Downtown death of Michigan man labeled homicide


A Michigan man whose body was found outside a downtown Toledo building last month was the victim of a homicide, authorities said yesterday.

Randolph Regan, 58, of Rochester, Mich., died from a combined drug intoxication of methadone and alcohol, according to the Lucas County coroner's office. His death April 29 was ruled a homicide after toxicology results were returned.

The motive appears to be a robbery that went bad, Toledo police Detective Larry Anderson said.

Police have a suspect in the case, but no charges have been filed. The suspect is being held in the Lucas County jail on unrelated charges.

Police believe the suspect used methadone to subdue Mr. Regan and take his jewelry, which was recovered at a local pawn shop.

Detective Anderson said Mr. Regan came to Toledo to visit a friend, and the two went to the Rip Cord bar, 115 North Erie St., downtown. That's where police said Mr. Regan met the suspect.

Mr. Regan's friend left the bar, saying he would return in about an hour. When the friend returned, Mr. Regan and the suspect were gone.

After the friend didn't hear from Mr. Regan by the next day, he filed a missing-person report, the detective said.

Unbeknownst to the friend, Mr. Regan's body was found outside 701 Jefferson Ave., but he was listed as a "John Doe" because he had no identification or jewelry on his body, authorities said.

Detective Anderson said he does not know how Mr. Regan ingested the methadone.

Police found a bottle of methadone on the suspect when he was arrested May 5 on a warrant for an unrelated theft of drugs.

Mr. Regan, a career visual designer and interior designer, was born in Detroit and won several artistic awards in high school, said his sister, Janie Carmack.

He worked at the former J.L. Hudson's department store in Detroit and came to Toledo to work at Jacobson's department store as a display director.

At the time of his death, he was the display director at Art Van Furniture in Dearborn, Mich.
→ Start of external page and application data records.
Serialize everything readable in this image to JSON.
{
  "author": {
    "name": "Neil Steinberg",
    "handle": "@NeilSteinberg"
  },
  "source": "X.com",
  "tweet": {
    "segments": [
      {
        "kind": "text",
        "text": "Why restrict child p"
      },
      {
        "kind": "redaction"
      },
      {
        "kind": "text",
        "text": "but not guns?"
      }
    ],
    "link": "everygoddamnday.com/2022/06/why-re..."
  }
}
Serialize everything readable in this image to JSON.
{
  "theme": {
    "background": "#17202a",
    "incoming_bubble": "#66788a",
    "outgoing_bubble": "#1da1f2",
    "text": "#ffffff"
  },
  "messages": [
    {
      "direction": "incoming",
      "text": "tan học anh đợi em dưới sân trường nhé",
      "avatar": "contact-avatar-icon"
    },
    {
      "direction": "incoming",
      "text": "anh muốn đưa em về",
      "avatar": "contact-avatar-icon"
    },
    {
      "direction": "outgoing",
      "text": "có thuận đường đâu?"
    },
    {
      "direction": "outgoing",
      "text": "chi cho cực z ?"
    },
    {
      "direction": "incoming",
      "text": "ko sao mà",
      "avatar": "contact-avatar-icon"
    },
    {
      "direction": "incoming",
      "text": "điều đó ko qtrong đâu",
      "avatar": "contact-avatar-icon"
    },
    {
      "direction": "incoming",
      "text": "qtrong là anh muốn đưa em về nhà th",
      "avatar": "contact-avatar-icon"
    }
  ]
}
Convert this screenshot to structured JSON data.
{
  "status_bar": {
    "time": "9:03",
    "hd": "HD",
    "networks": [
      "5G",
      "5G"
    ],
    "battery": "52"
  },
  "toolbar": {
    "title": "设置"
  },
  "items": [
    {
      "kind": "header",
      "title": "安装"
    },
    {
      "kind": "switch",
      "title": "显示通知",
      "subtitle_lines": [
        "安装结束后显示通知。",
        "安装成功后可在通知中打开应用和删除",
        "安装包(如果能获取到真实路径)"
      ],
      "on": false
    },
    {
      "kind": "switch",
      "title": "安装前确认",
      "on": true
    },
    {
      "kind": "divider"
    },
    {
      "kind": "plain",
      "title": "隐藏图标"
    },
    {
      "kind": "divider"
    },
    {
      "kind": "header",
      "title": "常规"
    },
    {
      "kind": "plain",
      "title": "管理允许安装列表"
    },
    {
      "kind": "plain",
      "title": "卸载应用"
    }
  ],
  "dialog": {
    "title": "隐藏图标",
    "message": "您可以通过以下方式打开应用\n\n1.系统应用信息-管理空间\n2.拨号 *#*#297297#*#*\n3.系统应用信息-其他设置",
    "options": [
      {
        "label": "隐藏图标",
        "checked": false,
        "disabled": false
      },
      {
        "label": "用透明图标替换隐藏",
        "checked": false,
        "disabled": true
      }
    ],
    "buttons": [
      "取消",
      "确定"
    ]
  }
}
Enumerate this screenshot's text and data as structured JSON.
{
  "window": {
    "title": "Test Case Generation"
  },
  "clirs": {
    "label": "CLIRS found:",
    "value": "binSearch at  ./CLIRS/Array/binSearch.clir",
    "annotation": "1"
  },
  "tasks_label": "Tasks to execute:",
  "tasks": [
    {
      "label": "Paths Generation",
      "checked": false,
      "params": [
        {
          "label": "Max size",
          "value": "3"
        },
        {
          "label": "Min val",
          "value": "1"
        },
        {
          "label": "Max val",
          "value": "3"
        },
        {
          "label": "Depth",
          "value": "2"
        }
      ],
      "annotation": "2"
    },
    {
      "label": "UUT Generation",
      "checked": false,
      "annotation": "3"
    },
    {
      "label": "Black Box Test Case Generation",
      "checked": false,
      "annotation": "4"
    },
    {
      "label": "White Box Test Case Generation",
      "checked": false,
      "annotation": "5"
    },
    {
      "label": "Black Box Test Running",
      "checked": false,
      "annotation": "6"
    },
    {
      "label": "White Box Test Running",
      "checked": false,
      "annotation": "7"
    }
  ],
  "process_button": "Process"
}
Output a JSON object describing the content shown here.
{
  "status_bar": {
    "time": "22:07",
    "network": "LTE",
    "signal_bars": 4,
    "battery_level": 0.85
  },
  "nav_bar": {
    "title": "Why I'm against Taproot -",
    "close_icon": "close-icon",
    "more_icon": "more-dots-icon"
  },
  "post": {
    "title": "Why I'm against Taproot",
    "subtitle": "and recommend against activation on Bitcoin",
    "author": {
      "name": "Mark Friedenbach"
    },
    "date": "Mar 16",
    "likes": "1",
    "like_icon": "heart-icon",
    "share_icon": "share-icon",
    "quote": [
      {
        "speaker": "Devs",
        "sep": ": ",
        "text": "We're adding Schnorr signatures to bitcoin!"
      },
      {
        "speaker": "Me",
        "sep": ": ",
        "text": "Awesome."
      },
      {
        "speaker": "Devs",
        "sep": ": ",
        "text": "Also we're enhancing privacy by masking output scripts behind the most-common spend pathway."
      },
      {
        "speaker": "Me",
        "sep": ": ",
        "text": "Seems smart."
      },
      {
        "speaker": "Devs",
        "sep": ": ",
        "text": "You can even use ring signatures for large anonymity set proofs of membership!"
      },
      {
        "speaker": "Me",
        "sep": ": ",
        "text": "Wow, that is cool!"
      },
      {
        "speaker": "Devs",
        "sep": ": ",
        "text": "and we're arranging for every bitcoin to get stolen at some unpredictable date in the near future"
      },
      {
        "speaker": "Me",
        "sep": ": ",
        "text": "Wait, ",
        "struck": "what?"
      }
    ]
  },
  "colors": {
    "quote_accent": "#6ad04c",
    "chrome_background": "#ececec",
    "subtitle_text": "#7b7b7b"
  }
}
He had several side jobs in interior decorating for businesses and homes in Michigan, Ohio, and Florida, Ms. Carmack said.